Early on, NIRI Canada worked closely with the Canadian Society of Corporate Secretaries (CSCS), now Governance Professionals of Canada (GPC), mainly regarding the issue of reaching beneficial shareholders. Common interests continue, notably with the increased regulatory emphasis on corporate governance.

Since the beginning, CIRI has depended on its many sponsors and exhibitors to support the organization and to provide meaningful, reliable products and services to the IR function. These sponsors and exhibitors have enhanced CIRI’s IR program through their generous support.
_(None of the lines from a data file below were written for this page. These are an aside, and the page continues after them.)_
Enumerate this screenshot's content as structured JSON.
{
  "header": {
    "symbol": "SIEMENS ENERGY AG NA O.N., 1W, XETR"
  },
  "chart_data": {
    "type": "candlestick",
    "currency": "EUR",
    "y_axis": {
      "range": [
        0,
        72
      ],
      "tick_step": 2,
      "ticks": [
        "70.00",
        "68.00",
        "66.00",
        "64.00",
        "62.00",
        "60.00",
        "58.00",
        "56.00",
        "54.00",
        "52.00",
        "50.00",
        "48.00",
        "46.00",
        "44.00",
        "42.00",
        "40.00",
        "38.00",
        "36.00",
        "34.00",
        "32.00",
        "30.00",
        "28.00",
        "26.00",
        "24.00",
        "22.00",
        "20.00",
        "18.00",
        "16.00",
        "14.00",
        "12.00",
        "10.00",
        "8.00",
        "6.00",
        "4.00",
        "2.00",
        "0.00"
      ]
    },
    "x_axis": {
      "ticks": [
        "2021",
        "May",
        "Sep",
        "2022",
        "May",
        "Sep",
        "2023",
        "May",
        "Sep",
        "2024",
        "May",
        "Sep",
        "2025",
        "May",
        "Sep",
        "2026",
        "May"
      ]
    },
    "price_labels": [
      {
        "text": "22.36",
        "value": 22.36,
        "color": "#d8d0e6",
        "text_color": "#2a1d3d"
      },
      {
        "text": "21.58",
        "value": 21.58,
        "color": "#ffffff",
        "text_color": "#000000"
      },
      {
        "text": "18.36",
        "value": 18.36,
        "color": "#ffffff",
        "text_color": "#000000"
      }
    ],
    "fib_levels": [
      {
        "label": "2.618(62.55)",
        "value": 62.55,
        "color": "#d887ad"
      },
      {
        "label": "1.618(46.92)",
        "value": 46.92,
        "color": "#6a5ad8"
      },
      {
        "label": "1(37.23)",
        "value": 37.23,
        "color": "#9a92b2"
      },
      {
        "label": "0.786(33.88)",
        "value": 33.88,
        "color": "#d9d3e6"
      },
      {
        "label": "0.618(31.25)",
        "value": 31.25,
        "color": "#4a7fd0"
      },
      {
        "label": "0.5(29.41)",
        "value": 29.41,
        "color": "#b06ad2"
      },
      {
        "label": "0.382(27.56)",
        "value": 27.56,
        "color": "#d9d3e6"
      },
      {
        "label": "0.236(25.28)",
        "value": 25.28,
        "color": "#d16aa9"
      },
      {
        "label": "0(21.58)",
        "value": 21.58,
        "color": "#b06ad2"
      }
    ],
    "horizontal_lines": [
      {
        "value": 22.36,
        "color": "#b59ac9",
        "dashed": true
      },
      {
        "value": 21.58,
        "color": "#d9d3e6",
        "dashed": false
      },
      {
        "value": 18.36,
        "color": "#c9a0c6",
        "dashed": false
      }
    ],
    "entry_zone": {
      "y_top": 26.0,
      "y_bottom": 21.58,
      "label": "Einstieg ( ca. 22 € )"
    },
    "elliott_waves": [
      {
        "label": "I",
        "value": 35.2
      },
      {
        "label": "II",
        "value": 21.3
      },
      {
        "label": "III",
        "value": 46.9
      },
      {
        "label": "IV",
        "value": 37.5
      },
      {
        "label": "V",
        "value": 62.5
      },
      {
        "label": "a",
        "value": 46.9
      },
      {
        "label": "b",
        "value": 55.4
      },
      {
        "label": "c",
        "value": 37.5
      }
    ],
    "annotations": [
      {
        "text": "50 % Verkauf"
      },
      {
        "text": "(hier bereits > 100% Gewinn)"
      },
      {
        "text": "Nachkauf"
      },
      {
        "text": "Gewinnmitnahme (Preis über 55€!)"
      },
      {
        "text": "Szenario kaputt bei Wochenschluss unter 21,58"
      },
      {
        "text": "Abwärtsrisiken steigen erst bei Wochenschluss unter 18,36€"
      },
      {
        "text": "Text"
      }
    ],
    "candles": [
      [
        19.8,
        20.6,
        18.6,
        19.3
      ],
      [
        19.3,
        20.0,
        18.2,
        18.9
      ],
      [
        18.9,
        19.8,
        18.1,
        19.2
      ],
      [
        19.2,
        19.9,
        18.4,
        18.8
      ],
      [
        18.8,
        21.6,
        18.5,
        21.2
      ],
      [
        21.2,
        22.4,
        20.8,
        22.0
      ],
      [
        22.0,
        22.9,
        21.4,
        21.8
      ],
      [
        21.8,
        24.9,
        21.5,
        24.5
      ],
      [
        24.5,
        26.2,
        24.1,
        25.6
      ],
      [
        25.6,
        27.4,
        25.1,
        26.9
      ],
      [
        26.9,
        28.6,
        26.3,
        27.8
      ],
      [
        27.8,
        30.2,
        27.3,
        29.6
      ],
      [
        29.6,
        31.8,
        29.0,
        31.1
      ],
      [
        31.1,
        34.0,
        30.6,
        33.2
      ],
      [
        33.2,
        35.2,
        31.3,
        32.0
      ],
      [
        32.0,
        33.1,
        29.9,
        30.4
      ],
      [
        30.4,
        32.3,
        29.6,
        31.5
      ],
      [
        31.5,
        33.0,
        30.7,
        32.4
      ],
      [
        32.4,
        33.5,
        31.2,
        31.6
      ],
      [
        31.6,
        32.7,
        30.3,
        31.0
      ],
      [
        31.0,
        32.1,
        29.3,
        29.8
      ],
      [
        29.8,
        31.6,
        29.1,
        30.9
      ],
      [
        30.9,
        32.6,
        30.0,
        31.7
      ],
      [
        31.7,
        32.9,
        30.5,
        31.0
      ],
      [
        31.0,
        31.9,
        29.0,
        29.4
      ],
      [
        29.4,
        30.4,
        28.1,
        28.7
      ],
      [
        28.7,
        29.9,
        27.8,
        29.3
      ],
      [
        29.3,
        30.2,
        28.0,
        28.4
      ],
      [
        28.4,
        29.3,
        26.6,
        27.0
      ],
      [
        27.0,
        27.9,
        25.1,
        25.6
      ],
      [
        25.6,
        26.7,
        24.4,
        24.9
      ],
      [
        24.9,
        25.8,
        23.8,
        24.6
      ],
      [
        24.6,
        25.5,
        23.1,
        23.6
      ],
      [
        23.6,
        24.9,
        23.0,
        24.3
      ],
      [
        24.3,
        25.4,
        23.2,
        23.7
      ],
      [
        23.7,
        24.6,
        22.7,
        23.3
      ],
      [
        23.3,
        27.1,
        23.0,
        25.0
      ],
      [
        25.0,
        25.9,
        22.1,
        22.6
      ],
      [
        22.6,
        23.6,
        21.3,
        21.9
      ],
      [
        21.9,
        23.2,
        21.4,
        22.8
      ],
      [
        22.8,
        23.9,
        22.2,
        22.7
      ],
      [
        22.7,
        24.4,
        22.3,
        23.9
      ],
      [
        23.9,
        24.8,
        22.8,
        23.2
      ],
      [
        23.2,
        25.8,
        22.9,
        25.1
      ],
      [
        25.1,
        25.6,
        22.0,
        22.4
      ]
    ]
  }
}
The National Strategic Partner (NSP) sponsorship program was launched in the early 2000s with Cision (then Canada Newswire Ltd.) and Marketwire (then CCN Matthews), the first NSPs. Over the years, the TMX/Equicom (2010-2012), Business Wire (2011-present) and Infomart (2012-2013) joined the ranks. Today, Business Wire continues to be an NSP.

Looking Ahead

By 2010, CIRI had established itself as a professional, well respected, national organization for the IR profession which it now defines as: “the strategic management responsibility that integrates the disciplines of finance, communications, marketing, securities law compliance and sustainability to achieve an effective flow of information between a company, the investment community and other stakeholders, in order to support an informed valuation of the company’s securities and enable fair and efficient capital markets.”

In the Spring of 2010, CIRI moved its office to downtown Toronto from Mississauga, to be more accessible to members and other stakeholders. Amid the pandemic in 2020, the office was closed and the team went fully virtual.

There are a myriad of evolving IR-related issues that members look to CIRI for information, guidance and advocacy. Issues on the immediate horizon include considerations for continuous disclosure obligations while reducing the regulatory burden on issuers; capital markets modernization; evolving standards of disclosure for environmental (including climate change), social and governance (ESG) matters; and best practices in the growing use of social media and new technology, to name a few.

To help fund CIRI’s ambitious educational and advocacy program, the President and Board in 2010 spearheaded a new corporate donation program which by the fall of 2010 had raised $130,000 from 14 issuers whose IROs are CIRI members. The largest donators, in the ‘champion level’ category of $50,000+, were Arc Energy Trust, Teck Resources and Suncor Energy.

The IR function continues to be more demanding and complex, as the IRO’s role is valued as a strategic advisor, providing insights and value to management and the Board. The evolving needs of its members will continue to drive CIRI’s agenda.

Investor Relations... the strategic management responsibility that integrates the disciplines of finance, communications, marketing, securities law compliance and sustainability to achieve an effective flow of information between a company, the investment community and other stakeholders, in order to support an informed valuation of the company’s securities and enable fair and efficient capital markets.


CIRI Board
Spring 2021